**WHAT TO WORK ON**. Please give the records below back in full, exactly as shown.

:: STORED DATA ::

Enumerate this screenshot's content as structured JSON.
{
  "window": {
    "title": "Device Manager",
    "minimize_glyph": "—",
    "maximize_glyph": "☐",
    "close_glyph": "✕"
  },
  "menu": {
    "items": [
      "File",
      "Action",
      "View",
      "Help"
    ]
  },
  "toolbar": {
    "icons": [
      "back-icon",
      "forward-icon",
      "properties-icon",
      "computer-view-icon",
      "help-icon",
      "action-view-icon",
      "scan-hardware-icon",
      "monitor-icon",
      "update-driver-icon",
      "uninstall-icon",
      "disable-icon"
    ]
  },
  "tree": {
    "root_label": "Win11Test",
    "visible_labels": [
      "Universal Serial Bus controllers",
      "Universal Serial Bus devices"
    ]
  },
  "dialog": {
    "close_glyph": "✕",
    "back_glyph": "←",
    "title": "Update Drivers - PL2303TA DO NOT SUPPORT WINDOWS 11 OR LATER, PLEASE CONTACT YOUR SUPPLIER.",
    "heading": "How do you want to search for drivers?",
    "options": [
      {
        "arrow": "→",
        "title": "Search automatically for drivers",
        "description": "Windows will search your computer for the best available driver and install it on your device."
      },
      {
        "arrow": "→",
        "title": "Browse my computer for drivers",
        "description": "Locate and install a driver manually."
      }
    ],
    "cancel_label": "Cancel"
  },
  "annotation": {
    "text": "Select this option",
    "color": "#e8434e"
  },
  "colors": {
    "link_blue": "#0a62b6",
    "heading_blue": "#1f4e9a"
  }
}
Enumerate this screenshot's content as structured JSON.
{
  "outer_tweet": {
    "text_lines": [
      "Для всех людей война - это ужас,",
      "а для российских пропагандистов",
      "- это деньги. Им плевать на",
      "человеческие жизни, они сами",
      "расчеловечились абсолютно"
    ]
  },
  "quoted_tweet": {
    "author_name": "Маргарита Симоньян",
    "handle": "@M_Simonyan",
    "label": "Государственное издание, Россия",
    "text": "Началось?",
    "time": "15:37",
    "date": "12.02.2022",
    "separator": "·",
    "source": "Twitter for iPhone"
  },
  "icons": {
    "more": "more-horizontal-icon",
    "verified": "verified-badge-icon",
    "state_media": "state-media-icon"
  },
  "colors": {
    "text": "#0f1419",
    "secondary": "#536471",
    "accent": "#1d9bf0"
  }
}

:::

**REPLY**.
Enumerate this screenshot's content as structured JSON.
{
  "window": {
    "title": "Device Manager",
    "minimize_glyph": "—",
    "maximize_glyph": "☐",
    "close_glyph": "✕"
  },
  "menu": {
    "items": [
      "File",
      "Action",
      "View",
      "Help"
    ]
  },
  "toolbar": {
    "icons": [
      "back-icon",
      "forward-icon",
      "properties-icon",
      "computer-view-icon",
      "help-icon",
      "action-view-icon",
      "scan-hardware-icon",
      "monitor-icon",
      "update-driver-icon",
      "uninstall-icon",
      "disable-icon"
    ]
  },
  "tree": {
    "root_label": "Win11Test",
    "visible_labels": [
      "Universal Serial Bus controllers",
      "Universal Serial Bus devices"
    ]
  },
  "dialog": {
    "close_glyph": "✕",
    "back_glyph": "←",
    "title": "Update Drivers - PL2303TA DO NOT SUPPORT WINDOWS 11 OR LATER, PLEASE CONTACT YOUR SUPPLIER.",
    "heading": "How do you want to search for drivers?",
    "options": [
      {
        "arrow": "→",
        "title": "Search automatically for drivers",
        "description": "Windows will search your computer for the best available driver and install it on your device."
      },
      {
        "arrow": "→",
        "title": "Browse my computer for drivers",
        "description": "Locate and install a driver manually."
      }
    ],
    "cancel_label": "Cancel"
  },
  "annotation": {
    "text": "Select this option",
    "color": "#e8434e"
  },
  "colors": {
    "link_blue": "#0a62b6",
    "heading_blue": "#1f4e9a"
  }
}
Enumerate this screenshot's content as structured JSON.
{
  "outer_tweet": {
    "text_lines": [
      "Для всех людей война - это ужас,",
      "а для российских пропагандистов",
      "- это деньги. Им плевать на",
      "человеческие жизни, они сами",
      "расчеловечились абсолютно"
    ]
  },
  "quoted_tweet": {
    "author_name": "Маргарита Симоньян",
    "handle": "@M_Simonyan",
    "label": "Государственное издание, Россия",
    "text": "Началось?",
    "time": "15:37",
    "date": "12.02.2022",
    "separator": "·",
    "source": "Twitter for iPhone"
  },
  "icons": {
    "more": "more-horizontal-icon",
    "verified": "verified-badge-icon",
    "state_media": "state-media-icon"
  },
  "colors": {
    "text": "#0f1419",
    "secondary": "#536471",
    "accent": "#1d9bf0"
  }
}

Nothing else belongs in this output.